(Dataset items)

--------------------------------

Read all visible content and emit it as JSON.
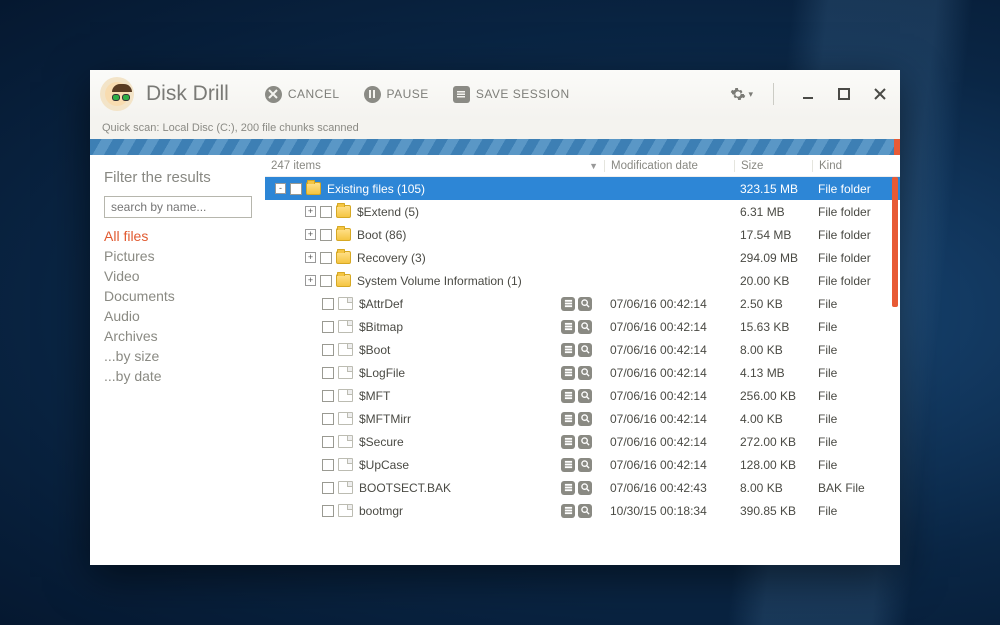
{
  "app": {
    "title": "Disk Drill"
  },
  "toolbar": {
    "cancel": "CANCEL",
    "pause": "PAUSE",
    "save_session": "SAVE SESSION"
  },
  "status": "Quick scan: Local Disc (C:), 200 file chunks scanned",
  "sidebar": {
    "title": "Filter the results",
    "search_placeholder": "search by name...",
    "filters": [
      "All files",
      "Pictures",
      "Video",
      "Documents",
      "Audio",
      "Archives",
      "...by size",
      "...by date"
    ],
    "active_index": 0
  },
  "columns": {
    "items_count": "247 items",
    "date": "Modification date",
    "size": "Size",
    "kind": "Kind"
  },
  "rows": [
    {
      "indent": 0,
      "expander": "-",
      "type": "folder",
      "name": "Existing files (105)",
      "date": "",
      "size": "323.15 MB",
      "kind": "File folder",
      "selected": true,
      "actions": false
    },
    {
      "indent": 1,
      "expander": "+",
      "type": "folder",
      "name": "$Extend (5)",
      "date": "",
      "size": "6.31 MB",
      "kind": "File folder",
      "actions": false
    },
    {
      "indent": 1,
      "expander": "+",
      "type": "folder",
      "name": "Boot (86)",
      "date": "",
      "size": "17.54 MB",
      "kind": "File folder",
      "actions": false
    },
    {
      "indent": 1,
      "expander": "+",
      "type": "folder",
      "name": "Recovery (3)",
      "date": "",
      "size": "294.09 MB",
      "kind": "File folder",
      "actions": false
    },
    {
      "indent": 1,
      "expander": "+",
      "type": "folder",
      "name": "System Volume Information (1)",
      "date": "",
      "size": "20.00 KB",
      "kind": "File folder",
      "actions": false
    },
    {
      "indent": 1,
      "expander": "",
      "type": "file",
      "name": "$AttrDef",
      "date": "07/06/16 00:42:14",
      "size": "2.50 KB",
      "kind": "File",
      "actions": true
    },
    {
      "indent": 1,
      "expander": "",
      "type": "file",
      "name": "$Bitmap",
      "date": "07/06/16 00:42:14",
      "size": "15.63 KB",
      "kind": "File",
      "actions": true
    },
    {
      "indent": 1,
      "expander": "",
      "type": "file",
      "name": "$Boot",
      "date": "07/06/16 00:42:14",
      "size": "8.00 KB",
      "kind": "File",
      "actions": true
    },
    {
      "indent": 1,
      "expander": "",
      "type": "file",
      "name": "$LogFile",
      "date": "07/06/16 00:42:14",
      "size": "4.13 MB",
      "kind": "File",
      "actions": true
    },
    {
      "indent": 1,
      "expander": "",
      "type": "file",
      "name": "$MFT",
      "date": "07/06/16 00:42:14",
      "size": "256.00 KB",
      "kind": "File",
      "actions": true
    },
    {
      "indent": 1,
      "expander": "",
      "type": "file",
      "name": "$MFTMirr",
      "date": "07/06/16 00:42:14",
      "size": "4.00 KB",
      "kind": "File",
      "actions": true
    },
    {
      "indent": 1,
      "expander": "",
      "type": "file",
      "name": "$Secure",
      "date": "07/06/16 00:42:14",
      "size": "272.00 KB",
      "kind": "File",
      "actions": true
    },
    {
      "indent": 1,
      "expander": "",
      "type": "file",
      "name": "$UpCase",
      "date": "07/06/16 00:42:14",
      "size": "128.00 KB",
      "kind": "File",
      "actions": true
    },
    {
      "indent": 1,
      "expander": "",
      "type": "file",
      "name": "BOOTSECT.BAK",
      "date": "07/06/16 00:42:43",
      "size": "8.00 KB",
      "kind": "BAK File",
      "actions": true
    },
    {
      "indent": 1,
      "expander": "",
      "type": "file",
      "name": "bootmgr",
      "date": "10/30/15 00:18:34",
      "size": "390.85 KB",
      "kind": "File",
      "actions": true
    }
  ]
}
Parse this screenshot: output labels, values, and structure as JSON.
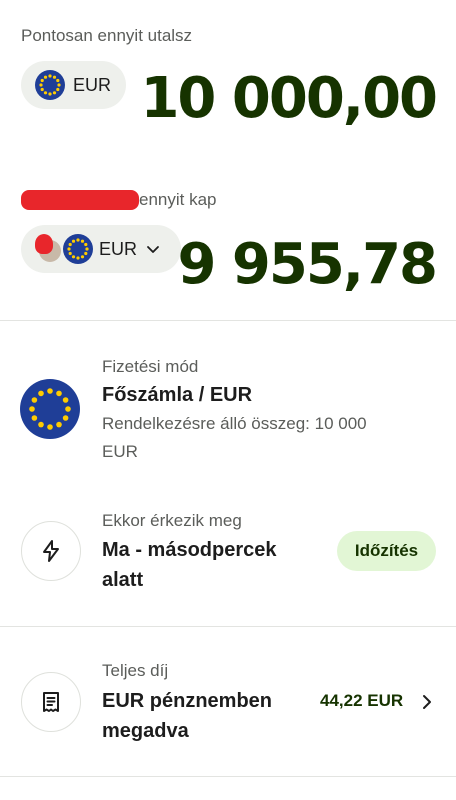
{
  "send": {
    "label": "Pontosan ennyit utalsz",
    "currency": "EUR",
    "amount": "10 000,00"
  },
  "receive": {
    "label_suffix": "ennyit kap",
    "currency": "EUR",
    "amount": "9 955,78"
  },
  "payment_method": {
    "label": "Fizetési mód",
    "title": "Főszámla / EUR",
    "subtitle": "Rendelkezésre álló összeg: 10 000 EUR"
  },
  "arrival": {
    "label": "Ekkor érkezik meg",
    "title": "Ma - másodpercek alatt",
    "badge": "Időzítés",
    "badge_bg": "#e2f6d5",
    "badge_color": "#163300"
  },
  "fee": {
    "label": "Teljes díj",
    "title": "EUR pénznemben megadva",
    "amount": "44,22 EUR"
  },
  "colors": {
    "amount": "#163300",
    "eu_blue": "#1f3e97",
    "eu_star": "#ffcc00",
    "redaction": "#e8262b"
  },
  "icons": {
    "currency_flag": "eu-flag-icon",
    "arrival": "lightning-icon",
    "fee": "receipt-icon",
    "dropdown": "chevron-down-icon",
    "fee_chevron": "chevron-right-icon"
  }
}
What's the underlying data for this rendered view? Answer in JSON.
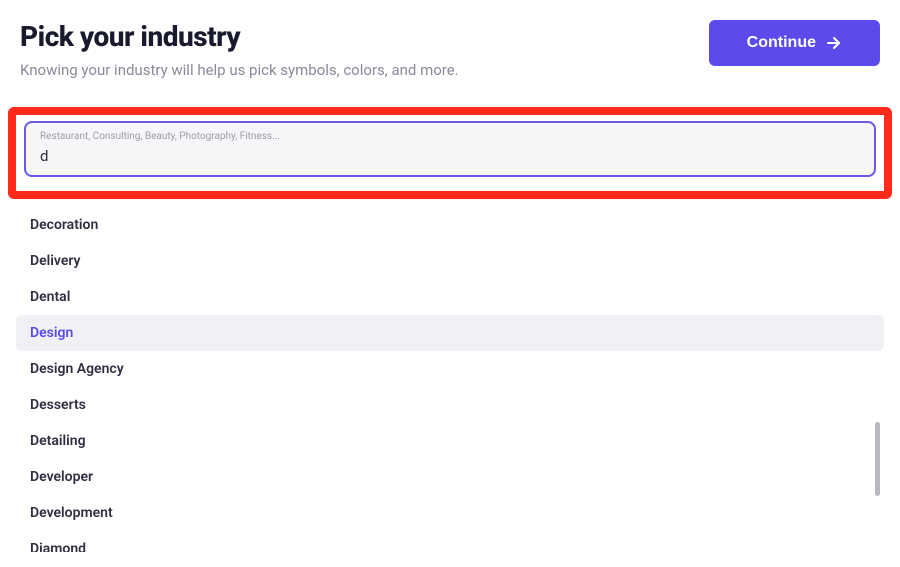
{
  "header": {
    "title": "Pick your industry",
    "subtitle": "Knowing your industry will help us pick symbols, colors, and more.",
    "continue_label": "Continue"
  },
  "search": {
    "placeholder": "Restaurant, Consulting, Beauty, Photography, Fitness...",
    "value": "d"
  },
  "suggestions": [
    {
      "label": "Decoration",
      "highlighted": false
    },
    {
      "label": "Delivery",
      "highlighted": false
    },
    {
      "label": "Dental",
      "highlighted": false
    },
    {
      "label": "Design",
      "highlighted": true
    },
    {
      "label": "Design Agency",
      "highlighted": false
    },
    {
      "label": "Desserts",
      "highlighted": false
    },
    {
      "label": "Detailing",
      "highlighted": false
    },
    {
      "label": "Developer",
      "highlighted": false
    },
    {
      "label": "Development",
      "highlighted": false
    },
    {
      "label": "Diamond",
      "highlighted": false
    }
  ],
  "colors": {
    "primary": "#5b4beb",
    "highlight_border": "#ff2a1a"
  }
}
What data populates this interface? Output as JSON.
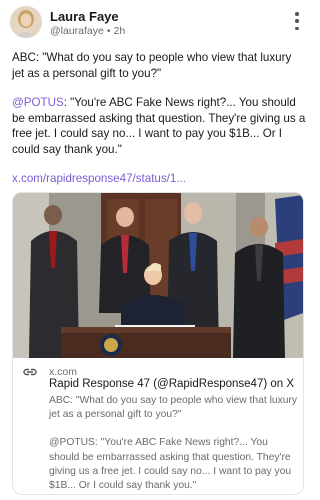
{
  "author": {
    "name": "Laura Faye",
    "handle": "@laurafaye",
    "separator": "•",
    "time": "2h"
  },
  "post": {
    "paragraph1": "ABC: \"What do you say to people who view that luxury jet as a personal gift to you?\"",
    "mention": "@POTUS",
    "paragraph2_rest": ": \"You're ABC Fake News right?... You should be embarrassed asking that question. They're giving us a free jet. I could say no... I want to pay you $1B... Or I could say thank you.\"",
    "link": "x.com/rapidresponse47/status/1..."
  },
  "card": {
    "domain": "x.com",
    "title": "Rapid Response 47 (@RapidResponse47) on X",
    "desc1": "ABC: \"What do you say to people who view that luxury jet as a personal gift to you?\"",
    "desc2": "@POTUS: \"You're ABC Fake News right?... You should be embarrassed asking that question. They're giving us a free jet. I could say no... I want to pay you $1B... Or I could say thank you.\""
  },
  "icons": {
    "more": "more-vertical-icon",
    "link": "link-icon"
  },
  "colors": {
    "accent": "#7b5cd6",
    "muted": "#6b6b6b"
  }
}
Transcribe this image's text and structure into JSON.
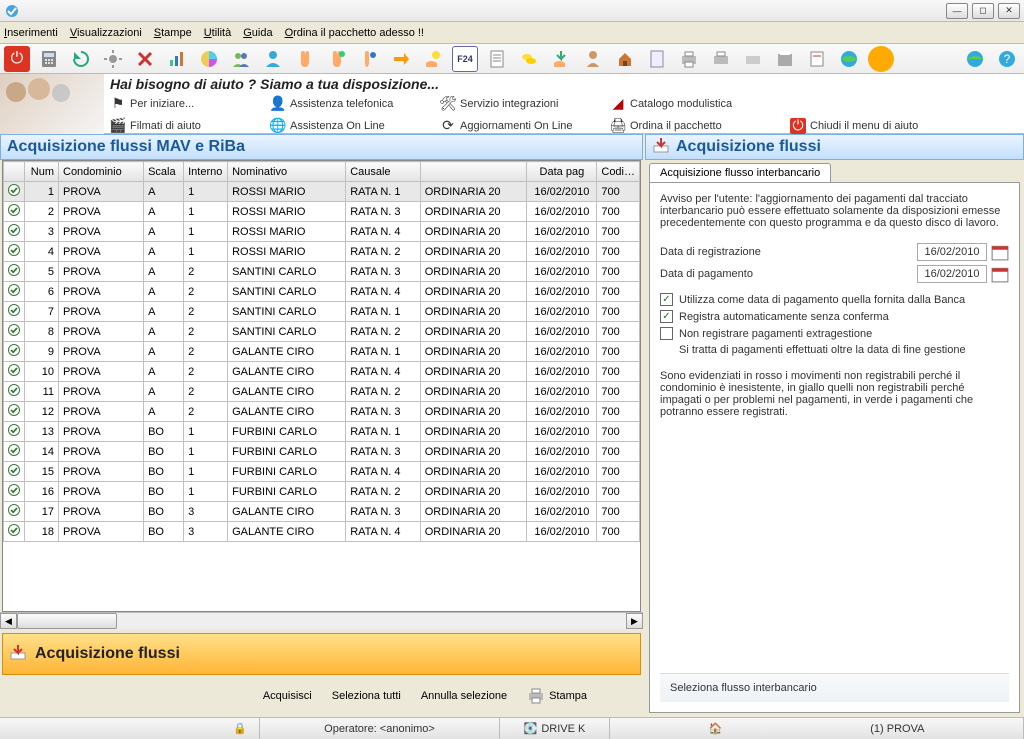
{
  "menu": {
    "inserimenti": "Inserimenti",
    "visualizzazioni": "Visualizzazioni",
    "stampe": "Stampe",
    "utilita": "Utilità",
    "guida": "Guida",
    "ordina": "Ordina il pacchetto adesso !!"
  },
  "help": {
    "title": "Hai bisogno di aiuto ?   Siamo a tua disposizione...",
    "per_iniziare": "Per iniziare...",
    "assistenza_tel": "Assistenza telefonica",
    "servizio_int": "Servizio integrazioni",
    "catalogo": "Catalogo modulistica",
    "filmati": "Filmati di aiuto",
    "assistenza_online": "Assistenza On Line",
    "aggiornamenti": "Aggiornamenti On Line",
    "ordina_pacchetto": "Ordina il pacchetto",
    "chiudi": "Chiudi il menu di aiuto"
  },
  "left_title": "Acquisizione flussi MAV e RiBa",
  "columns": {
    "check": "",
    "num": "Num",
    "condominio": "Condominio",
    "scala": "Scala",
    "interno": "Interno",
    "nominativo": "Nominativo",
    "causale": "Causale",
    "ordinaria": "",
    "data_pag": "Data pag",
    "codice": "Codi…"
  },
  "rows": [
    {
      "num": 1,
      "cond": "PROVA",
      "scala": "A",
      "int": "1",
      "nom": "ROSSI MARIO",
      "caus": "RATA N. 1",
      "ord": "ORDINARIA 20",
      "data": "16/02/2010",
      "cod": "700"
    },
    {
      "num": 2,
      "cond": "PROVA",
      "scala": "A",
      "int": "1",
      "nom": "ROSSI MARIO",
      "caus": "RATA N. 3",
      "ord": "ORDINARIA 20",
      "data": "16/02/2010",
      "cod": "700"
    },
    {
      "num": 3,
      "cond": "PROVA",
      "scala": "A",
      "int": "1",
      "nom": "ROSSI MARIO",
      "caus": "RATA N. 4",
      "ord": "ORDINARIA 20",
      "data": "16/02/2010",
      "cod": "700"
    },
    {
      "num": 4,
      "cond": "PROVA",
      "scala": "A",
      "int": "1",
      "nom": "ROSSI MARIO",
      "caus": "RATA N. 2",
      "ord": "ORDINARIA 20",
      "data": "16/02/2010",
      "cod": "700"
    },
    {
      "num": 5,
      "cond": "PROVA",
      "scala": "A",
      "int": "2",
      "nom": "SANTINI CARLO",
      "caus": "RATA N. 3",
      "ord": "ORDINARIA 20",
      "data": "16/02/2010",
      "cod": "700"
    },
    {
      "num": 6,
      "cond": "PROVA",
      "scala": "A",
      "int": "2",
      "nom": "SANTINI CARLO",
      "caus": "RATA N. 4",
      "ord": "ORDINARIA 20",
      "data": "16/02/2010",
      "cod": "700"
    },
    {
      "num": 7,
      "cond": "PROVA",
      "scala": "A",
      "int": "2",
      "nom": "SANTINI CARLO",
      "caus": "RATA N. 1",
      "ord": "ORDINARIA 20",
      "data": "16/02/2010",
      "cod": "700"
    },
    {
      "num": 8,
      "cond": "PROVA",
      "scala": "A",
      "int": "2",
      "nom": "SANTINI CARLO",
      "caus": "RATA N. 2",
      "ord": "ORDINARIA 20",
      "data": "16/02/2010",
      "cod": "700"
    },
    {
      "num": 9,
      "cond": "PROVA",
      "scala": "A",
      "int": "2",
      "nom": "GALANTE CIRO",
      "caus": "RATA N. 1",
      "ord": "ORDINARIA 20",
      "data": "16/02/2010",
      "cod": "700"
    },
    {
      "num": 10,
      "cond": "PROVA",
      "scala": "A",
      "int": "2",
      "nom": "GALANTE CIRO",
      "caus": "RATA N. 4",
      "ord": "ORDINARIA 20",
      "data": "16/02/2010",
      "cod": "700"
    },
    {
      "num": 11,
      "cond": "PROVA",
      "scala": "A",
      "int": "2",
      "nom": "GALANTE CIRO",
      "caus": "RATA N. 2",
      "ord": "ORDINARIA 20",
      "data": "16/02/2010",
      "cod": "700"
    },
    {
      "num": 12,
      "cond": "PROVA",
      "scala": "A",
      "int": "2",
      "nom": "GALANTE CIRO",
      "caus": "RATA N. 3",
      "ord": "ORDINARIA 20",
      "data": "16/02/2010",
      "cod": "700"
    },
    {
      "num": 13,
      "cond": "PROVA",
      "scala": "BO",
      "int": "1",
      "nom": "FURBINI CARLO",
      "caus": "RATA N. 1",
      "ord": "ORDINARIA 20",
      "data": "16/02/2010",
      "cod": "700"
    },
    {
      "num": 14,
      "cond": "PROVA",
      "scala": "BO",
      "int": "1",
      "nom": "FURBINI CARLO",
      "caus": "RATA N. 3",
      "ord": "ORDINARIA 20",
      "data": "16/02/2010",
      "cod": "700"
    },
    {
      "num": 15,
      "cond": "PROVA",
      "scala": "BO",
      "int": "1",
      "nom": "FURBINI CARLO",
      "caus": "RATA N. 4",
      "ord": "ORDINARIA 20",
      "data": "16/02/2010",
      "cod": "700"
    },
    {
      "num": 16,
      "cond": "PROVA",
      "scala": "BO",
      "int": "1",
      "nom": "FURBINI CARLO",
      "caus": "RATA N. 2",
      "ord": "ORDINARIA 20",
      "data": "16/02/2010",
      "cod": "700"
    },
    {
      "num": 17,
      "cond": "PROVA",
      "scala": "BO",
      "int": "3",
      "nom": "GALANTE CIRO",
      "caus": "RATA N. 3",
      "ord": "ORDINARIA 20",
      "data": "16/02/2010",
      "cod": "700"
    },
    {
      "num": 18,
      "cond": "PROVA",
      "scala": "BO",
      "int": "3",
      "nom": "GALANTE CIRO",
      "caus": "RATA N. 4",
      "ord": "ORDINARIA 20",
      "data": "16/02/2010",
      "cod": "700"
    }
  ],
  "orange_title": "Acquisizione flussi",
  "actions": {
    "acquisisci": "Acquisisci",
    "seleziona_tutti": "Seleziona tutti",
    "annulla_sel": "Annulla selezione",
    "stampa": "Stampa"
  },
  "right": {
    "title": "Acquisizione flussi",
    "tab": "Acquisizione flusso interbancario",
    "warning": "Avviso per l'utente: l'aggiornamento dei pagamenti dal tracciato interbancario può essere effettuato solamente da disposizioni emesse precedentemente con questo programma e da questo disco di lavoro.",
    "data_reg_label": "Data di registrazione",
    "data_pag_label": "Data di pagamento",
    "data_reg": "16/02/2010",
    "data_pag": "16/02/2010",
    "cb1": "Utilizza come data di pagamento quella fornita dalla Banca",
    "cb2": "Registra automaticamente senza conferma",
    "cb3": "Non registrare pagamenti extragestione",
    "cb3_note": "Si tratta di pagamenti effettuati oltre la data di fine gestione",
    "legend": "Sono evidenziati in rosso i movimenti non registrabili perché il condominio è inesistente, in giallo quelli non registrabili perché impagati o per problemi nel pagamenti, in verde i pagamenti che potranno essere registrati.",
    "footer": "Seleziona flusso interbancario"
  },
  "status": {
    "operatore": "Operatore: <anonimo>",
    "drive": "DRIVE K",
    "prova": "(1) PROVA"
  }
}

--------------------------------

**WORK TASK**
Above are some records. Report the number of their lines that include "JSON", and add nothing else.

**EXPECTED ANSWER**
5